|born on||31 December 1937 at 09:15 (= 09:15 AM )|
|Place||Port Talbot, Wales, 51n36, 3w47|
|Timezone||GMT h0w (is standard time)|
|Astrology data||09°18' 24°05 Asc. 22°40'|
Welch actor who is an outstanding international player in both films and TV. His first job was as an assistant stage manager in Manchester, England, first appearing on stage himself in 1955. Within the decade, he was drinking so heavily that when he got on stage, he would be staggering drunk. The booze became blatantly out of control when he went to Hollywood in 1970 to film a remake of "Dark Victory." He was having blackouts when he got into AA, and says that AA, "saved my life," remaining in sobriety programs ever since.
His career didn't move into high gear until he did BBC's "War & Peace," 1973 and then "QB VII," 1974. He quit drinking and moved to Hollywood in 1976, after securing a lead role in "The Elephant Man." He received the Best Actor in March 1992 for his work in the smash hit film, "Silence of the Lambs," filmed in 1991. He also earned a Best Actor Oscar nomination on 3/25/1996 for the titular role in "Nixon."
The only child of a baker and his wife, Hopkins remembers being an oddball during a lonely childhood. He hated school and did not do well, ending up with more corporal punishment than credits. Told repeatedly that he was a failure, he carried that feeling of inadequacy with him as an actor. He said that the anger he felt has been a lifelong companion. Though a poor student, he won a scholarship to the Welsh College of Music and Drama. He also attended the Royal Academy of Dramatic Art in London.

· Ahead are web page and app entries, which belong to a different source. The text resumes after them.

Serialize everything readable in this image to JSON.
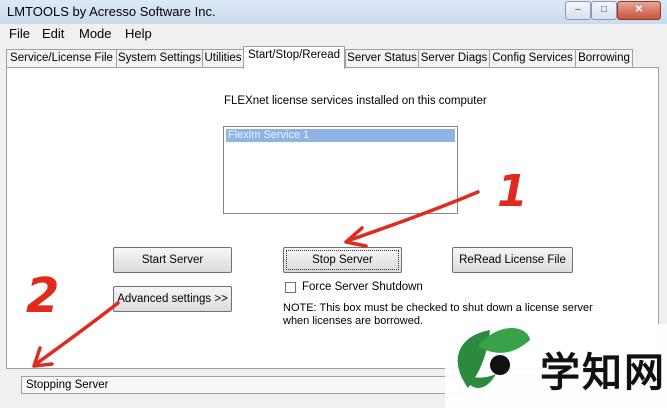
{
  "window": {
    "title": "LMTOOLS by Acresso Software Inc.",
    "controls": {
      "minimize": "–",
      "maximize": "□",
      "close": "✕"
    }
  },
  "menu": {
    "file": "File",
    "edit": "Edit",
    "mode": "Mode",
    "help": "Help"
  },
  "tabs": [
    {
      "label": "Service/License File"
    },
    {
      "label": "System Settings"
    },
    {
      "label": "Utilities"
    },
    {
      "label": "Start/Stop/Reread",
      "active": true
    },
    {
      "label": "Server Status"
    },
    {
      "label": "Server Diags"
    },
    {
      "label": "Config Services"
    },
    {
      "label": "Borrowing"
    }
  ],
  "panel": {
    "installed_label": "FLEXnet license services installed on this computer",
    "services": [
      "Flexlm Service 1"
    ],
    "buttons": {
      "start": "Start Server",
      "stop": "Stop Server",
      "reread": "ReRead License File",
      "advanced": "Advanced settings >>"
    },
    "force_shutdown_label": "Force Server Shutdown",
    "force_shutdown_checked": false,
    "note_line1": "NOTE:  This box must be checked to shut down a license server",
    "note_line2": "when licenses are borrowed."
  },
  "status": {
    "text": "Stopping Server"
  },
  "annotations": {
    "mark1": "1",
    "mark2": "2",
    "color": "#e02a1e"
  },
  "watermark": {
    "text": "学知网",
    "icon": "leaf-logo-icon"
  }
}
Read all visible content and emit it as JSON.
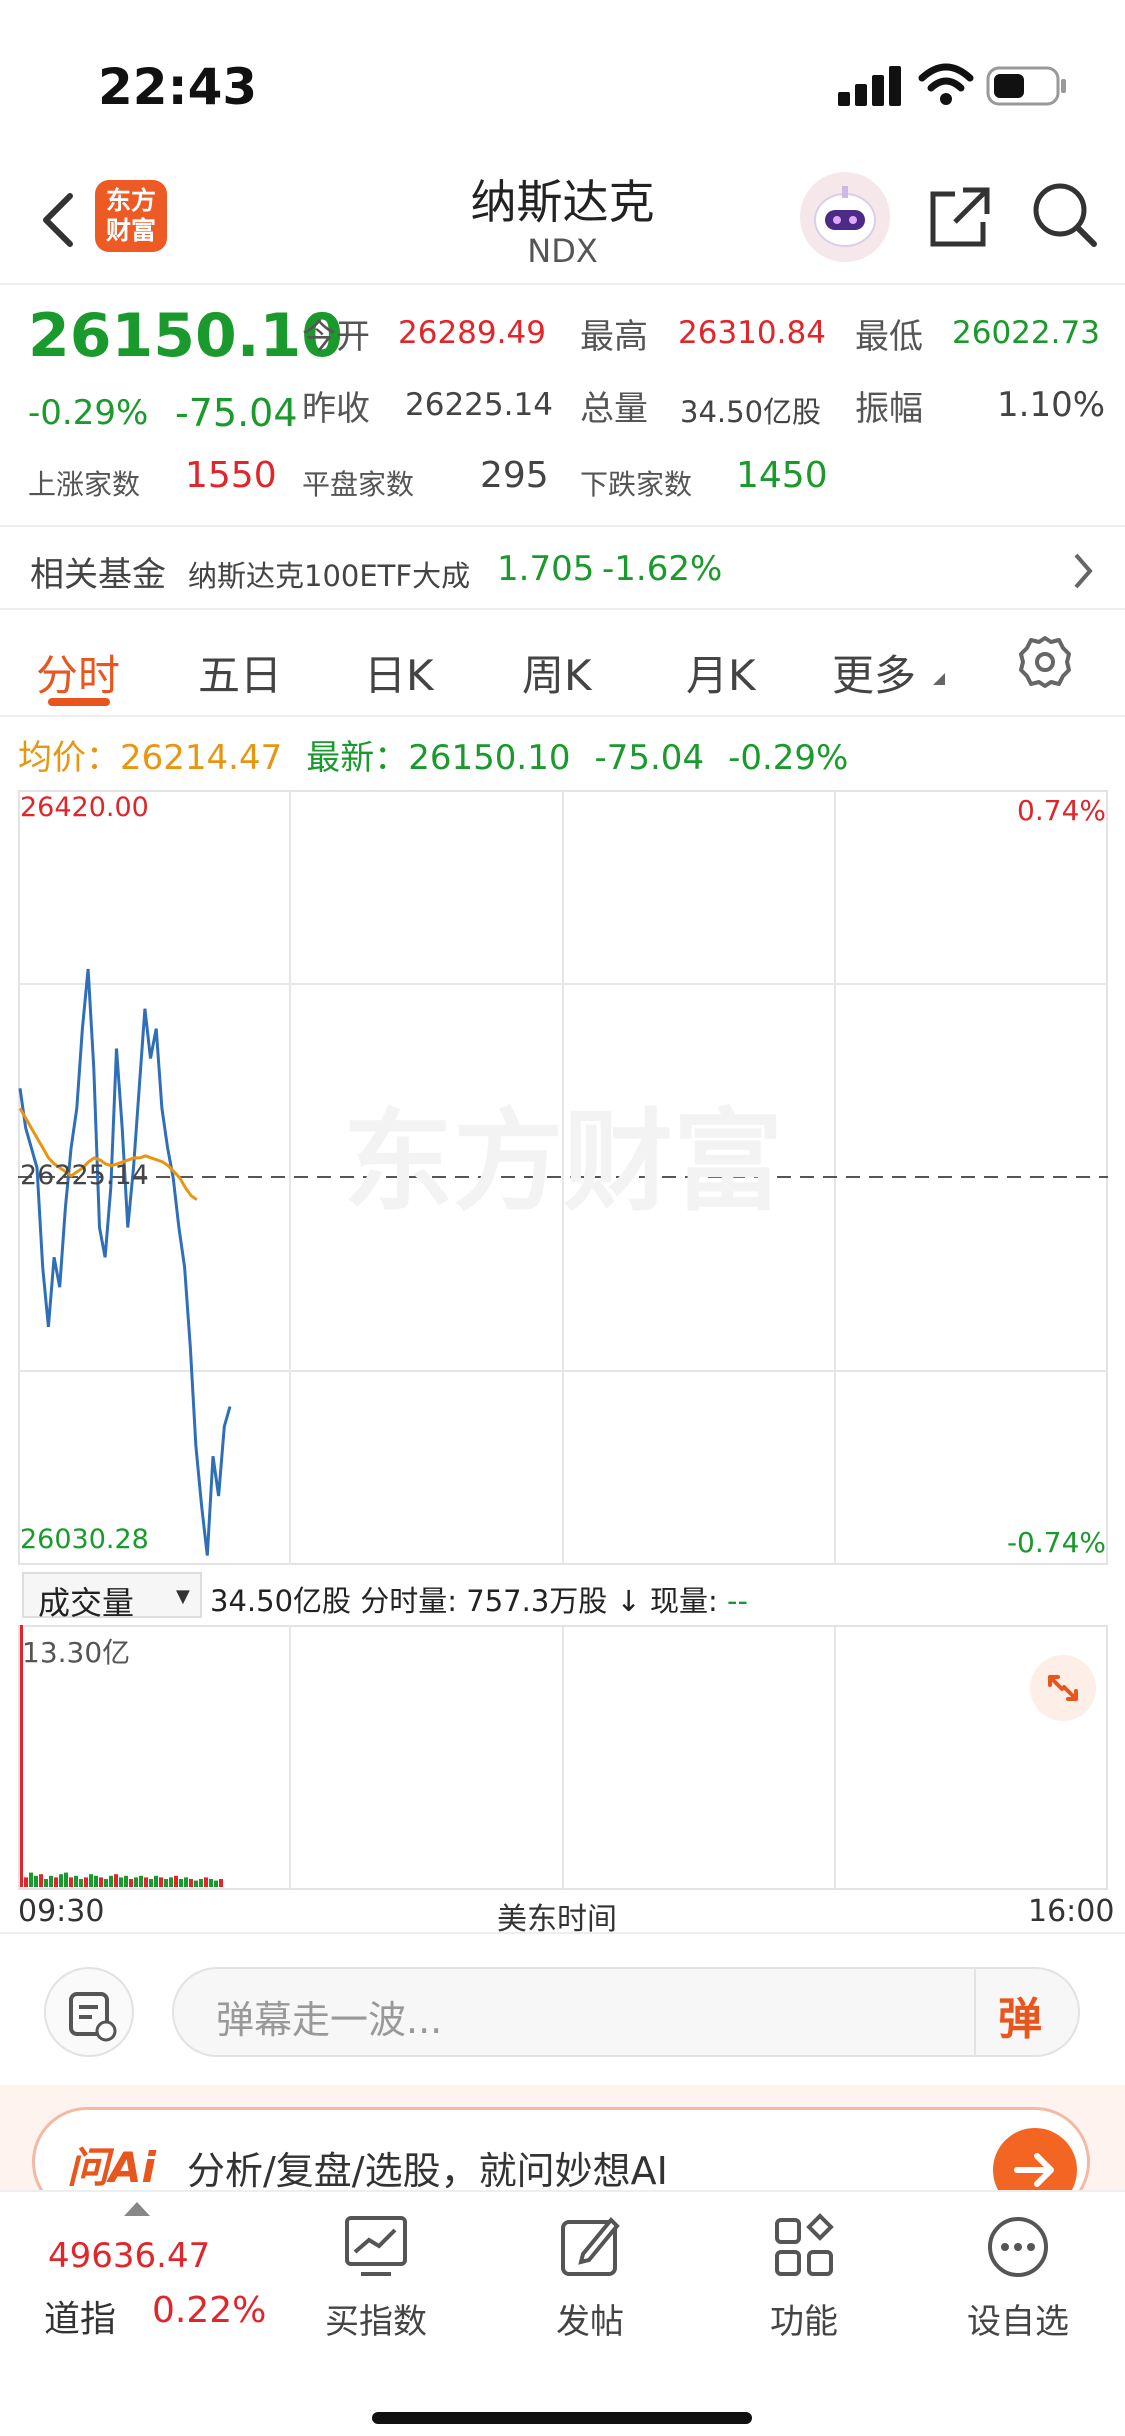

Hopkins made his major stage debut in "Julius Caesar," 1964. His first film was "The Lion in Winter" in 1968 with Peter O'Toole and Katherine Hepburn. He was an understudy to Laurence Olivier in the London stage production of "Dance of Death" in 1966. When Olivier became ill, Hopkins stepped into the role and walked away with the part like a cat with a mouse between its teeth. Perhaps his most memorable role was that of the psychopath Hannibal Lector in "Silence of the Lambs," 1991. Tilting with his own demons, he was magnificent in roles of deeply troubled characters.
After a brief and stormy first marriage to actress Petronela Barker in 1967 that produced one daughter, he married Jennifer Lynton in 1973. It was not until she was adult that he became acquainted with his daughter, now known by her adult name, Abigail Harrison.
He had a personal crisis of confidence in 1995-96 that seemed to have returned when he had an interview on 12/13/1998. He announced his retirement from acting with the observation that "I look back and see a desert wasteland, all those years in a fake environment." He admitted to deep depression. A few weeks later, on 1/05/1999, Hopkins announced his separation from Jenni, his wife for the past 24 years. They decided to be amiable apart and Hopkins returned to California to start a new life, decorating and landscaping a home in Pacific Palisades. He remarked that he had been seduced by California on his first visit in 1974.
On 2/09/2001, "Hannibal" was released, a sequel of his most chilling role.
At age 65, on March 1, 2003 in Malibu, CA, Hopkins married 46-year-old antiques dealer, Stella Arroyave, in a private ceremony attended by friends and family. This is his third marriage.
Dave Hayward quotes him, 1991 (He had given a prior time to Joan Abel of 10:30 AM, Mercury Hour, 1/1979)